# [Extracted material]
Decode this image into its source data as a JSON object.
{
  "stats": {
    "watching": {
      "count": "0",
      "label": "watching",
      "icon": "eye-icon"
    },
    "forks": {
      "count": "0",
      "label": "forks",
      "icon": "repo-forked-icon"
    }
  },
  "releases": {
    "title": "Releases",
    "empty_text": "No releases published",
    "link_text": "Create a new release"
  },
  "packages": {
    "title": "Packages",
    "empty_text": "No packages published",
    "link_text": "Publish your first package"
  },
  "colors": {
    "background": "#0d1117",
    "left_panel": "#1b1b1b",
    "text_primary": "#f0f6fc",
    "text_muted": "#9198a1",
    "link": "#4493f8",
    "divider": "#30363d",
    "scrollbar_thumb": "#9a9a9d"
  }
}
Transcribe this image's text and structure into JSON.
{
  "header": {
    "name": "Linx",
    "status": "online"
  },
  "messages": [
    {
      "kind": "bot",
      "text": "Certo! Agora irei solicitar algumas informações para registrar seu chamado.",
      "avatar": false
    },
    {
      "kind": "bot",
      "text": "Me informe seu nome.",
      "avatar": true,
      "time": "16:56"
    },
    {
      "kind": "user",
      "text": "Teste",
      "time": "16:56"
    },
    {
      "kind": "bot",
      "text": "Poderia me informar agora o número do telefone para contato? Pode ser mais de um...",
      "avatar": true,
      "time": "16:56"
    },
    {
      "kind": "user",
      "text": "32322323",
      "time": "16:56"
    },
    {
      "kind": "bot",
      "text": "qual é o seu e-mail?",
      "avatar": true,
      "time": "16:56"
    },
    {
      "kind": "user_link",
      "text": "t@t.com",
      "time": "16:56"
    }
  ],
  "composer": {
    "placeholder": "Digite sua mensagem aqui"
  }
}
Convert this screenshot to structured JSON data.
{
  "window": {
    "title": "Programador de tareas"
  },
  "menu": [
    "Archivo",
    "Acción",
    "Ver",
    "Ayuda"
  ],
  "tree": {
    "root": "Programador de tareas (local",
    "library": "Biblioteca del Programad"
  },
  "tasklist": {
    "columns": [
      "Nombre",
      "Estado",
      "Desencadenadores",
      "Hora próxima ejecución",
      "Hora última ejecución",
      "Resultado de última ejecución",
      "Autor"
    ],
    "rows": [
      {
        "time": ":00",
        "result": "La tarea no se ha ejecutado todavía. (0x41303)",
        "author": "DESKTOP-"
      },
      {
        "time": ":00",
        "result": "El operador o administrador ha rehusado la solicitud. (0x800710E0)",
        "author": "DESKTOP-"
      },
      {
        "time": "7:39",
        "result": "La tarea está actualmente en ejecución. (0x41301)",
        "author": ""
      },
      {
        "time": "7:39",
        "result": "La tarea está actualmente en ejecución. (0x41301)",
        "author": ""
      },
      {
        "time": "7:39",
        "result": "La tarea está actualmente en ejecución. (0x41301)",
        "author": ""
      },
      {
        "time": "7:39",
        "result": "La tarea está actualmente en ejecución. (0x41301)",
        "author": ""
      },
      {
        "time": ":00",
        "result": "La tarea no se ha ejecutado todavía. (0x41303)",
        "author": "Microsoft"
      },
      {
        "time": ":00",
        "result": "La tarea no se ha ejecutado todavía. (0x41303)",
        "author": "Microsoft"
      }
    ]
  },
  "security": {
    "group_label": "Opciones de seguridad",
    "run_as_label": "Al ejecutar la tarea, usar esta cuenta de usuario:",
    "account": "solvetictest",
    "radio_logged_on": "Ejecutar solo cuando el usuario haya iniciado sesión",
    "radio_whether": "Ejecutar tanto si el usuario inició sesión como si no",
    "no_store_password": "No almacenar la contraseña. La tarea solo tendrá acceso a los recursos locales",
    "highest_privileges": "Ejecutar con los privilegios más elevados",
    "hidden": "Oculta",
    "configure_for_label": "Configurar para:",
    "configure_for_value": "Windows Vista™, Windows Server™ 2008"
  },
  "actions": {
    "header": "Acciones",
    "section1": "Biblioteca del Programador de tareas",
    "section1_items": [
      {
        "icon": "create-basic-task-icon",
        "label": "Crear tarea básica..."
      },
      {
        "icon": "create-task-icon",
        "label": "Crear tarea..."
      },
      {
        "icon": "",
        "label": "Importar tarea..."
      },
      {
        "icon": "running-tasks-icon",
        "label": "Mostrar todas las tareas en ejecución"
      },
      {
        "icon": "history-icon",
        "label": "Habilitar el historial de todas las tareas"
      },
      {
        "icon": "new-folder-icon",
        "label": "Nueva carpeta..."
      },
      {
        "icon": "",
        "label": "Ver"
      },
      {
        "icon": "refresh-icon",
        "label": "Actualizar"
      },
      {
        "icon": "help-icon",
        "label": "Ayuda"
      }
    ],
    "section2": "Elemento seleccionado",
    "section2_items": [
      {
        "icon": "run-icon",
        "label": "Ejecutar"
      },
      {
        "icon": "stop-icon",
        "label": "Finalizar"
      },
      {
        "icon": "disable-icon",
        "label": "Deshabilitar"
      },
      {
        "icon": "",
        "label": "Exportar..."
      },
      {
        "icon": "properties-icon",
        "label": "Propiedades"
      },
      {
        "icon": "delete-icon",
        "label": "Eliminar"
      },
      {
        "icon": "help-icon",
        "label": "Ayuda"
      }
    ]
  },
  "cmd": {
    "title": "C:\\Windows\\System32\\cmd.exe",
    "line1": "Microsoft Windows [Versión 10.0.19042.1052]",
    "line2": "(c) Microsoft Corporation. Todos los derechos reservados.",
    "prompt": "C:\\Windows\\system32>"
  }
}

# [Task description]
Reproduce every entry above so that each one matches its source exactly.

# [Output of the exercise]
Decode this image into its source data as a JSON object.
{
  "stats": {
    "watching": {
      "count": "0",
      "label": "watching",
      "icon": "eye-icon"
    },
    "forks": {
      "count": "0",
      "label": "forks",
      "icon": "repo-forked-icon"
    }
  },
  "releases": {
    "title": "Releases",
    "empty_text": "No releases published",
    "link_text": "Create a new release"
  },
  "packages": {
    "title": "Packages",
    "empty_text": "No packages published",
    "link_text": "Publish your first package"
  },
  "colors": {
    "background": "#0d1117",
    "left_panel": "#1b1b1b",
    "text_primary": "#f0f6fc",
    "text_muted": "#9198a1",
    "link": "#4493f8",
    "divider": "#30363d",
    "scrollbar_thumb": "#9a9a9d"
  }
}
Transcribe this image's text and structure into JSON.
{
  "header": {
    "name": "Linx",
    "status": "online"
  },
  "messages": [
    {
      "kind": "bot",
      "text": "Certo! Agora irei solicitar algumas informações para registrar seu chamado.",
      "avatar": false
    },
    {
      "kind": "bot",
      "text": "Me informe seu nome.",
      "avatar": true,
      "time": "16:56"
    },
    {
      "kind": "user",
      "text": "Teste",
      "time": "16:56"
    },
    {
      "kind": "bot",
      "text": "Poderia me informar agora o número do telefone para contato? Pode ser mais de um...",
      "avatar": true,
      "time": "16:56"
    },
    {
      "kind": "user",
      "text": "32322323",
      "time": "16:56"
    },
    {
      "kind": "bot",
      "text": "qual é o seu e-mail?",
      "avatar": true,
      "time": "16:56"
    },
    {
      "kind": "user_link",
      "text": "t@t.com",
      "time": "16:56"
    }
  ],
  "composer": {
    "placeholder": "Digite sua mensagem aqui"
  }
}
Convert this screenshot to structured JSON data.
{
  "window": {
    "title": "Programador de tareas"
  },
  "menu": [
    "Archivo",
    "Acción",
    "Ver",
    "Ayuda"
  ],
  "tree": {
    "root": "Programador de tareas (local",
    "library": "Biblioteca del Programad"
  },
  "tasklist": {
    "columns": [
      "Nombre",
      "Estado",
      "Desencadenadores",
      "Hora próxima ejecución",
      "Hora última ejecución",
      "Resultado de última ejecución",
      "Autor"
    ],
    "rows": [
      {
        "time": ":00",
        "result": "La tarea no se ha ejecutado todavía. (0x41303)",
        "author": "DESKTOP-"
      },
      {
        "time": ":00",
        "result": "El operador o administrador ha rehusado la solicitud. (0x800710E0)",
        "author": "DESKTOP-"
      },
      {
        "time": "7:39",
        "result": "La tarea está actualmente en ejecución. (0x41301)",
        "author": ""
      },
      {
        "time": "7:39",
        "result": "La tarea está actualmente en ejecución. (0x41301)",
        "author": ""
      },
      {
        "time": "7:39",
        "result": "La tarea está actualmente en ejecución. (0x41301)",
        "author": ""
      },
      {
        "time": "7:39",
        "result": "La tarea está actualmente en ejecución. (0x41301)",
        "author": ""
      },
      {
        "time": ":00",
        "result": "La tarea no se ha ejecutado todavía. (0x41303)",
        "author": "Microsoft"
      },
      {
        "time": ":00",
        "result": "La tarea no se ha ejecutado todavía. (0x41303)",
        "author": "Microsoft"
      }
    ]
  },
  "security": {
    "group_label": "Opciones de seguridad",
    "run_as_label": "Al ejecutar la tarea, usar esta cuenta de usuario:",
    "account": "solvetictest",
    "radio_logged_on": "Ejecutar solo cuando el usuario haya iniciado sesión",
    "radio_whether": "Ejecutar tanto si el usuario inició sesión como si no",
    "no_store_password": "No almacenar la contraseña. La tarea solo tendrá acceso a los recursos locales",
    "highest_privileges": "Ejecutar con los privilegios más elevados",
    "hidden": "Oculta",
    "configure_for_label": "Configurar para:",
    "configure_for_value": "Windows Vista™, Windows Server™ 2008"
  },
  "actions": {
    "header": "Acciones",
    "section1": "Biblioteca del Programador de tareas",
    "section1_items": [
      {
        "icon": "create-basic-task-icon",
        "label": "Crear tarea básica..."
      },
      {
        "icon": "create-task-icon",
        "label": "Crear tarea..."
      },
      {
        "icon": "",
        "label": "Importar tarea..."
      },
      {
        "icon": "running-tasks-icon",
        "label": "Mostrar todas las tareas en ejecución"
      },
      {
        "icon": "history-icon",
        "label": "Habilitar el historial de todas las tareas"
      },
      {
        "icon": "new-folder-icon",
        "label": "Nueva carpeta..."
      },
      {
        "icon": "",
        "label": "Ver"
      },
      {
        "icon": "refresh-icon",
        "label": "Actualizar"
      },
      {
        "icon": "help-icon",
        "label": "Ayuda"
      }
    ],
    "section2": "Elemento seleccionado",
    "section2_items": [
      {
        "icon": "run-icon",
        "label": "Ejecutar"
      },
      {
        "icon": "stop-icon",
        "label": "Finalizar"
      },
      {
        "icon": "disable-icon",
        "label": "Deshabilitar"
      },
      {
        "icon": "",
        "label": "Exportar..."
      },
      {
        "icon": "properties-icon",
        "label": "Propiedades"
      },
      {
        "icon": "delete-icon",
        "label": "Eliminar"
      },
      {
        "icon": "help-icon",
        "label": "Ayuda"
      }
    ]
  },
  "cmd": {
    "title": "C:\\Windows\\System32\\cmd.exe",
    "line1": "Microsoft Windows [Versión 10.0.19042.1052]",
    "line2": "(c) Microsoft Corporation. Todos los derechos reservados.",
    "prompt": "C:\\Windows\\system32>"
  }
}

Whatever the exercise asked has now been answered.